Problem to solve
Your answer should consist of each line below that contains the string "JSON".

---------- Input

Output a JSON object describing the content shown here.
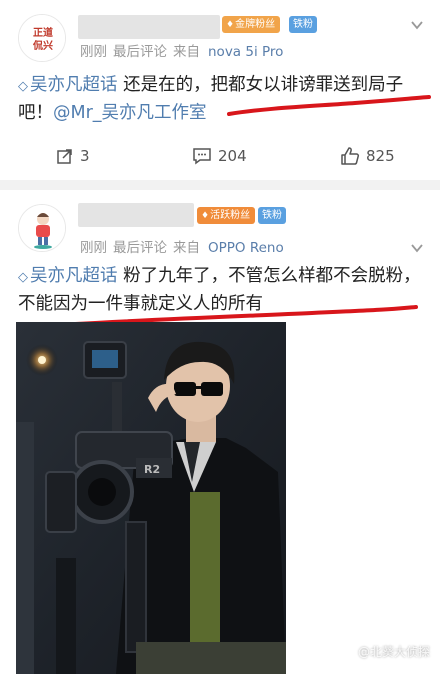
{
  "post1": {
    "avatar_text": "正道侃兴",
    "fan_badge": "金牌粉丝",
    "fan_badge_color": "#f1a44a",
    "small_badge": "铁粉",
    "time": "刚刚",
    "recent": "最后评论",
    "from_label": "来自",
    "device": "nova 5i Pro",
    "topic": "吴亦凡超话",
    "text": "还是在的，把都女以诽谤罪送到局子吧！",
    "mention": "@Mr_吴亦凡工作室",
    "reposts": "3",
    "comments": "204",
    "likes": "825"
  },
  "post2": {
    "fan_badge": "活跃粉丝",
    "fan_badge_color": "#f08c3a",
    "small_badge": "铁粉",
    "time": "刚刚",
    "recent": "最后评论",
    "from_label": "来自",
    "device": "OPPO Reno",
    "topic": "吴亦凡超话",
    "text": "粉了九年了，不管怎么样都不会脱粉，不能因为一件事就定义人的所有"
  },
  "watermark": "@北葵大侦探",
  "colors": {
    "link": "#507daf",
    "meta": "#9a9a9a",
    "annotation": "#d8161b"
  },
  "icons": [
    "chevron-down-icon",
    "diamond-icon",
    "repost-icon",
    "comment-icon",
    "like-icon",
    "weibo-logo-icon"
  ]
}
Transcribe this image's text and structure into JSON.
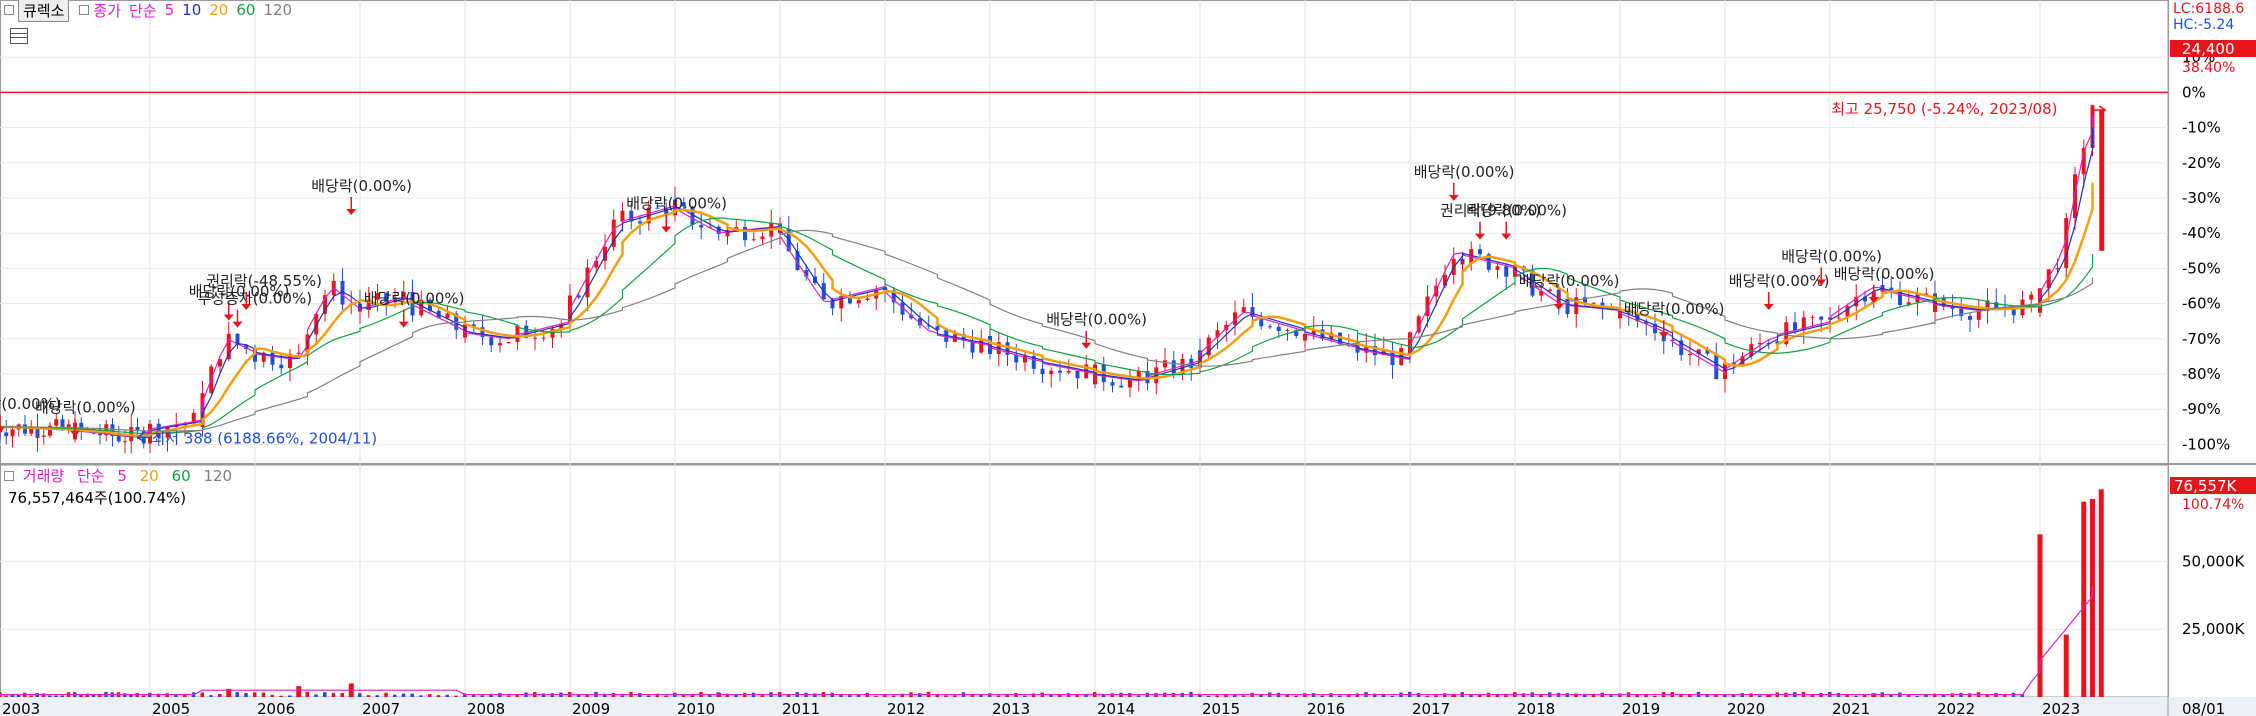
{
  "header": {
    "exchange_tag": "큐렉소",
    "price_label": "종가",
    "ma_label": "단순",
    "ma_periods": [
      "5",
      "10",
      "20",
      "60",
      "120"
    ]
  },
  "volume_header": {
    "label": "거래량",
    "ma_label": "단순",
    "ma_periods": [
      "5",
      "20",
      "60",
      "120"
    ],
    "current": "76,557,464주(100.74%)"
  },
  "right_readout": {
    "lc": "LC:6188.6",
    "hc": "HC:-5.24",
    "last_price": "24,400",
    "last_pct": "38.40%",
    "last_volume": "76,557K",
    "last_volume_pct": "100.74%"
  },
  "colors": {
    "up": "#e8141b",
    "down": "#1f4fd6",
    "ma5": "#e020c8",
    "ma10": "#2030c0",
    "ma20": "#f0a010",
    "ma60": "#10a040",
    "ma120": "#808080",
    "refline": "#e02020"
  },
  "chart_data": [
    {
      "type": "candlestick",
      "title": "큐렉소 종가",
      "y_axis": "percent",
      "ylim": [
        -105,
        20
      ],
      "y_ticks": [
        "10%",
        "0%",
        "-10%",
        "-20%",
        "-30%",
        "-40%",
        "-50%",
        "-60%",
        "-70%",
        "-80%",
        "-90%",
        "-100%"
      ],
      "x_ticks": [
        "2003",
        "2005",
        "2006",
        "2007",
        "2008",
        "2009",
        "2010",
        "2011",
        "2012",
        "2013",
        "2014",
        "2015",
        "2016",
        "2017",
        "2018",
        "2019",
        "2020",
        "2021",
        "2022",
        "2023",
        "08/01"
      ],
      "moving_averages": [
        "5",
        "10",
        "20",
        "60",
        "120"
      ],
      "series_close_pct": [
        {
          "x": "2003",
          "y": -95
        },
        {
          "x": "2004",
          "y": -96
        },
        {
          "x": "2004/11",
          "y": -98
        },
        {
          "x": "2005",
          "y": -96
        },
        {
          "x": "2005/07",
          "y": -93
        },
        {
          "x": "2005/10",
          "y": -70
        },
        {
          "x": "2006",
          "y": -74
        },
        {
          "x": "2006/06",
          "y": -76
        },
        {
          "x": "2006/10",
          "y": -55
        },
        {
          "x": "2007",
          "y": -62
        },
        {
          "x": "2007/06",
          "y": -58
        },
        {
          "x": "2008",
          "y": -68
        },
        {
          "x": "2008/06",
          "y": -70
        },
        {
          "x": "2009",
          "y": -65
        },
        {
          "x": "2009/06",
          "y": -38
        },
        {
          "x": "2010",
          "y": -32
        },
        {
          "x": "2010/06",
          "y": -40
        },
        {
          "x": "2011",
          "y": -38
        },
        {
          "x": "2011/06",
          "y": -60
        },
        {
          "x": "2012",
          "y": -55
        },
        {
          "x": "2012/06",
          "y": -68
        },
        {
          "x": "2013",
          "y": -72
        },
        {
          "x": "2013/06",
          "y": -76
        },
        {
          "x": "2014",
          "y": -80
        },
        {
          "x": "2014/06",
          "y": -82
        },
        {
          "x": "2015",
          "y": -76
        },
        {
          "x": "2015/06",
          "y": -62
        },
        {
          "x": "2016",
          "y": -68
        },
        {
          "x": "2016/06",
          "y": -72
        },
        {
          "x": "2017",
          "y": -76
        },
        {
          "x": "2017/06",
          "y": -45
        },
        {
          "x": "2018",
          "y": -50
        },
        {
          "x": "2018/06",
          "y": -60
        },
        {
          "x": "2019",
          "y": -62
        },
        {
          "x": "2019/06",
          "y": -68
        },
        {
          "x": "2020",
          "y": -80
        },
        {
          "x": "2020/06",
          "y": -70
        },
        {
          "x": "2021",
          "y": -65
        },
        {
          "x": "2021/06",
          "y": -55
        },
        {
          "x": "2022",
          "y": -60
        },
        {
          "x": "2022/06",
          "y": -62
        },
        {
          "x": "2023",
          "y": -60
        },
        {
          "x": "2023/04",
          "y": -45
        },
        {
          "x": "2023/06",
          "y": -15
        },
        {
          "x": "2023/08",
          "y": -5
        }
      ],
      "reference_line_pct": 0,
      "annotations": [
        {
          "text": "최고 25,750 (-5.24%, 2023/08)",
          "x": "2023/08",
          "y": -5
        },
        {
          "text": "최저 388 (6188.66%, 2004/11)",
          "x": "2004/11",
          "y": -98
        },
        {
          "text": "배당락(0.00%)",
          "x": "2003",
          "y": -90
        },
        {
          "text": "배당락(0.00%)",
          "x": "2004",
          "y": -91
        },
        {
          "text": "배당락(0.00%)",
          "x": "2005/10",
          "y": -58
        },
        {
          "text": "무상증자(0.00%)",
          "x": "2005/11",
          "y": -60
        },
        {
          "text": "권리락(-48.55%)",
          "x": "2005/12",
          "y": -55
        },
        {
          "text": "배당락(0.00%)",
          "x": "2006/12",
          "y": -28
        },
        {
          "text": "배당락(0.00%)",
          "x": "2007/06",
          "y": -60
        },
        {
          "text": "배당락(0.00%)",
          "x": "2009/12",
          "y": -33
        },
        {
          "text": "배당락(0.00%)",
          "x": "2013/12",
          "y": -66
        },
        {
          "text": "배당락(0.00%)",
          "x": "2017/06",
          "y": -24
        },
        {
          "text": "권리락(9.80%)",
          "x": "2017/09",
          "y": -35
        },
        {
          "text": "배당락(0.00%)",
          "x": "2017/12",
          "y": -35
        },
        {
          "text": "배당락(0.00%)",
          "x": "2018/06",
          "y": -55
        },
        {
          "text": "배당락(0.00%)",
          "x": "2019/06",
          "y": -63
        },
        {
          "text": "배당락(0.00%)",
          "x": "2020/06",
          "y": -55
        },
        {
          "text": "배당락(0.00%)",
          "x": "2020/12",
          "y": -48
        },
        {
          "text": "배당락(0.00%)",
          "x": "2021/06",
          "y": -53
        }
      ]
    },
    {
      "type": "bar",
      "title": "거래량",
      "y_ticks": [
        "50,000K",
        "25,000K"
      ],
      "ylim": [
        0,
        80000
      ],
      "values_k": [
        {
          "x": "2005/10",
          "y": 3000
        },
        {
          "x": "2006/06",
          "y": 4000
        },
        {
          "x": "2006/12",
          "y": 5000
        },
        {
          "x": "2010/06",
          "y": 1500
        },
        {
          "x": "2017/06",
          "y": 1200
        },
        {
          "x": "2020/06",
          "y": 1000
        },
        {
          "x": "2021/06",
          "y": 1400
        },
        {
          "x": "2023/01",
          "y": 60000
        },
        {
          "x": "2023/04",
          "y": 23000
        },
        {
          "x": "2023/06",
          "y": 72000
        },
        {
          "x": "2023/07",
          "y": 73000
        },
        {
          "x": "2023/08",
          "y": 76557
        }
      ]
    }
  ]
}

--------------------

Response to this exercise
Output a JSON object describing the content shown here.
Transcribe this image's text and structure into JSON.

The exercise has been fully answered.